# Exercise prompt
Among the following entries, count the lines that contain "JSON" and report only the result.

# Stored data

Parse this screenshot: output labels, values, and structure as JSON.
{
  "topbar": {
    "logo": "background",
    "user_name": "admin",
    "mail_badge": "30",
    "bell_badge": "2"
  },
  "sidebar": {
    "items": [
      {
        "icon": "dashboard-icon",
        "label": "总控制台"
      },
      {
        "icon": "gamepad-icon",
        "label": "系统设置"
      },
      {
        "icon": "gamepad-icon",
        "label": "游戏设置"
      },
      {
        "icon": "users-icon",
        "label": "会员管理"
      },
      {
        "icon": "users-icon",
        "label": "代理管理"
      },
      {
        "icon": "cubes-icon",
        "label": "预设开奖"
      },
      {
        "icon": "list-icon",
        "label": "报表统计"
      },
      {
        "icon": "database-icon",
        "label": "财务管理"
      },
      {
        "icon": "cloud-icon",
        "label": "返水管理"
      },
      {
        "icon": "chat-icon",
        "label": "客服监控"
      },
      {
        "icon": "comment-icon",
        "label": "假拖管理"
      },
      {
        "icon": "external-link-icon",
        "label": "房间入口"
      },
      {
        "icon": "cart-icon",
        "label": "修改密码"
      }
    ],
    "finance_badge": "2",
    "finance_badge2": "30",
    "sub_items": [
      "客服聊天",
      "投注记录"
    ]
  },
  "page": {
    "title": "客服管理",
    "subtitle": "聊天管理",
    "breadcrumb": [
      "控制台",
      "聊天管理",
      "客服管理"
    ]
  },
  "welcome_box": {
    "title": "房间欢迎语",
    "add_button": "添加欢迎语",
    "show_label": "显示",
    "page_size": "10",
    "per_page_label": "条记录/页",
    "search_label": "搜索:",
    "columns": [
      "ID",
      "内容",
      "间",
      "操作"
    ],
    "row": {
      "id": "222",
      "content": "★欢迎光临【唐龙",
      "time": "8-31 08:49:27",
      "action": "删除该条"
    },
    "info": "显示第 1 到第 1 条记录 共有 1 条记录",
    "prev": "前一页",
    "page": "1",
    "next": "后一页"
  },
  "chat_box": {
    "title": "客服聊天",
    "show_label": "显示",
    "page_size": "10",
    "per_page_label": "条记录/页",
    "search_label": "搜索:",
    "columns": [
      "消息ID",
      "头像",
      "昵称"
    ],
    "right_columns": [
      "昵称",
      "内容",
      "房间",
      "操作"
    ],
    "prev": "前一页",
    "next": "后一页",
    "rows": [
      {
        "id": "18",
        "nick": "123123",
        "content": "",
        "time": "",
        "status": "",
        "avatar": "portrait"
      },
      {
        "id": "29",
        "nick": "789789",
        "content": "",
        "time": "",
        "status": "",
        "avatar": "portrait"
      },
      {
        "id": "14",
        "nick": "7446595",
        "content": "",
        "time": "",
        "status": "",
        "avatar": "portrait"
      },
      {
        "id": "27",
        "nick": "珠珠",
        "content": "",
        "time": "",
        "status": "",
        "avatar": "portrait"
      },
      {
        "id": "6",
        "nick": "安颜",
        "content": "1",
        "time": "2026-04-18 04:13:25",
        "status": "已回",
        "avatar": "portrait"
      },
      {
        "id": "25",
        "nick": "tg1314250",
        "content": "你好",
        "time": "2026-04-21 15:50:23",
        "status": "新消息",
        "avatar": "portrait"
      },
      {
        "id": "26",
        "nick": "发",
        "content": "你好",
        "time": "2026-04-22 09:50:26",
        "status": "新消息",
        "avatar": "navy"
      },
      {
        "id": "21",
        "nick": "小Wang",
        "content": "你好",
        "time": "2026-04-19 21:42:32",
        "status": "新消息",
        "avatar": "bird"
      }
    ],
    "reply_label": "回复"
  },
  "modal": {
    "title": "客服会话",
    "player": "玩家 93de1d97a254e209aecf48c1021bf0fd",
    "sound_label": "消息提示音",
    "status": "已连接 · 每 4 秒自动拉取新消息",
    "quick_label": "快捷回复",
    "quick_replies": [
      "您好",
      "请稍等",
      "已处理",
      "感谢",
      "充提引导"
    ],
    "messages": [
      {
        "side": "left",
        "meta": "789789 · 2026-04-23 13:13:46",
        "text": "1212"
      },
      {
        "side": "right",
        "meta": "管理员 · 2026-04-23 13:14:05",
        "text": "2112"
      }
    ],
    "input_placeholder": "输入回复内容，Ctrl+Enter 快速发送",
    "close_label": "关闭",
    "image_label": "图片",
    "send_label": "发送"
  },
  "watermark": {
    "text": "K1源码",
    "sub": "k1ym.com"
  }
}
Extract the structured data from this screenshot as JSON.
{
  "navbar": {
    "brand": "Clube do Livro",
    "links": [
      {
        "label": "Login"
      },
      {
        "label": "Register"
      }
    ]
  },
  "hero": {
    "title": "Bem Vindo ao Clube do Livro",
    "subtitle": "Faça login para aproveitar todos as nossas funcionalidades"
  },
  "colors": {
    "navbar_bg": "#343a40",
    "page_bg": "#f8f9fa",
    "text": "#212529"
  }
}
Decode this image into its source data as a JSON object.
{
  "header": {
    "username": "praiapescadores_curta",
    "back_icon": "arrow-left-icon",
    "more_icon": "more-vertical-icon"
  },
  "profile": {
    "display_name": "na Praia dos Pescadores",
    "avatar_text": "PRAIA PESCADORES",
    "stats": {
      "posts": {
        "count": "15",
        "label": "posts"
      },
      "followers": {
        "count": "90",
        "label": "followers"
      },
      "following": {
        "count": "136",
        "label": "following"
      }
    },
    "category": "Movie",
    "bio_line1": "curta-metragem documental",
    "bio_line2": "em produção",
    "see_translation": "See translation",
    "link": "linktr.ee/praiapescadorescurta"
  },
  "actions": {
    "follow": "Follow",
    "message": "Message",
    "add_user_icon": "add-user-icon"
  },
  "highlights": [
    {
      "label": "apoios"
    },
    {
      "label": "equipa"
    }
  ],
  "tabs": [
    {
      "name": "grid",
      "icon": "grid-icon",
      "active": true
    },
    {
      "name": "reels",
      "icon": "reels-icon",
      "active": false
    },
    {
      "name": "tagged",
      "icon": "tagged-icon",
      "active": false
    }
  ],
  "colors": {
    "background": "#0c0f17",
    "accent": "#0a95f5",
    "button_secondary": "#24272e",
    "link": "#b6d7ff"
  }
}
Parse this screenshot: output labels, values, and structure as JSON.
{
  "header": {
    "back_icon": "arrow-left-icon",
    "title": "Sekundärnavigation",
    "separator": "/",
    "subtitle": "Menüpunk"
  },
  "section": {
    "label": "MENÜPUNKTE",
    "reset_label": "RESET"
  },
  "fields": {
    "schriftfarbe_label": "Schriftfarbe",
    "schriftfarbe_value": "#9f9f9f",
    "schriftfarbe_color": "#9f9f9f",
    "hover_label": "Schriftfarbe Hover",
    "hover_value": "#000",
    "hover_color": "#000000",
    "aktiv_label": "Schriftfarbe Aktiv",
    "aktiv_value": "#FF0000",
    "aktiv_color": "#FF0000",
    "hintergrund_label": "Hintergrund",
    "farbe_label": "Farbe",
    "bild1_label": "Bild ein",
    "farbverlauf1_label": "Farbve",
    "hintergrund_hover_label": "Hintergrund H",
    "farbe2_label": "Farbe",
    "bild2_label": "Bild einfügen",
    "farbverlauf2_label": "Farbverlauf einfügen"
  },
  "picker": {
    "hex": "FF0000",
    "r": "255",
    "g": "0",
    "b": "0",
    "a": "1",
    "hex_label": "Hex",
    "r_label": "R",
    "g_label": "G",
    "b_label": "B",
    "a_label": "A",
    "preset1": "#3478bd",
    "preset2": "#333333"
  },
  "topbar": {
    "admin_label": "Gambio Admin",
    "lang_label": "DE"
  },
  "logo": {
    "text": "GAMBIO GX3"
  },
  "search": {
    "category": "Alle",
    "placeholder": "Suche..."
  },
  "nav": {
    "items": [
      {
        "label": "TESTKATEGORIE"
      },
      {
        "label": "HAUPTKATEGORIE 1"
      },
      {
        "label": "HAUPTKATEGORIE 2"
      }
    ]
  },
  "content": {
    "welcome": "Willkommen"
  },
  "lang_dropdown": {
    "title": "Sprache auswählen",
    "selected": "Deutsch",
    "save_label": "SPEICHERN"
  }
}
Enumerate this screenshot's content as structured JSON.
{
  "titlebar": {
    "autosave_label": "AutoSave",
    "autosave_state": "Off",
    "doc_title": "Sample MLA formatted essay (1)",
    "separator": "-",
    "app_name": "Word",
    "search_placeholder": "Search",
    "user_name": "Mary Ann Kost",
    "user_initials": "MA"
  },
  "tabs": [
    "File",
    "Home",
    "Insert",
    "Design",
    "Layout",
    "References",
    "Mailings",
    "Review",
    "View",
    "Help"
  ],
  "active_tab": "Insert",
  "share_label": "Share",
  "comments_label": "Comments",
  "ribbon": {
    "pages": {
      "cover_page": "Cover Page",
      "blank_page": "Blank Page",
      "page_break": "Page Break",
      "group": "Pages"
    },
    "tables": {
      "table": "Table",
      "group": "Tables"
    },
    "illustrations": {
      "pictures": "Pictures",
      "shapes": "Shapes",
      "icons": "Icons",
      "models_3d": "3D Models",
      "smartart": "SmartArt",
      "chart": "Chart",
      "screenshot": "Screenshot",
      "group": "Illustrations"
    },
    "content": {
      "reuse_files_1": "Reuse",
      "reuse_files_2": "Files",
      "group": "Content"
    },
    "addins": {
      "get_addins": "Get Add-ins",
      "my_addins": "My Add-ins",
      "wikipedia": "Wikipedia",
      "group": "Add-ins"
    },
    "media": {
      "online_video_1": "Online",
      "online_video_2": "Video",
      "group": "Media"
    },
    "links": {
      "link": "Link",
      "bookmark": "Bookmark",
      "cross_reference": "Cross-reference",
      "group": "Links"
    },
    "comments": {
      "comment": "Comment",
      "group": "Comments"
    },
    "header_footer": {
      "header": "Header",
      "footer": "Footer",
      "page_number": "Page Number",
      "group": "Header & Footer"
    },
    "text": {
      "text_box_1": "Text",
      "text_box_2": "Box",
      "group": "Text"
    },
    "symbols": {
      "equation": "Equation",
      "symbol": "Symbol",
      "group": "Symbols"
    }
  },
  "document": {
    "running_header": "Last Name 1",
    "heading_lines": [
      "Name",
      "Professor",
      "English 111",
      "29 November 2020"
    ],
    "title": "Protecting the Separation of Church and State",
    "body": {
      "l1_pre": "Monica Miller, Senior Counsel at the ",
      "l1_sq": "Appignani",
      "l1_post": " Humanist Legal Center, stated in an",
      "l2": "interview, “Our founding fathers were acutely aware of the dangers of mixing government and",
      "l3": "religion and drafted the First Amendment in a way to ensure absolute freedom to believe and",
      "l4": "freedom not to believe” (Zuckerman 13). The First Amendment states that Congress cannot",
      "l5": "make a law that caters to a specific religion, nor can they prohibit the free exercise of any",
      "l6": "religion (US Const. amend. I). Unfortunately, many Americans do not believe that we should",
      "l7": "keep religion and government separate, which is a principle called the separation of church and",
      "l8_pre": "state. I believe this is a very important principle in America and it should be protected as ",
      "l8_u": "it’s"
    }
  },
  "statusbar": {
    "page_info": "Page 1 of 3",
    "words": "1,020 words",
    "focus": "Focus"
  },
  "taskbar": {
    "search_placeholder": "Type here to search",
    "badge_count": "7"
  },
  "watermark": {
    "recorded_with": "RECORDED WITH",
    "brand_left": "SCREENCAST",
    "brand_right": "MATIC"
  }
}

# Task result
5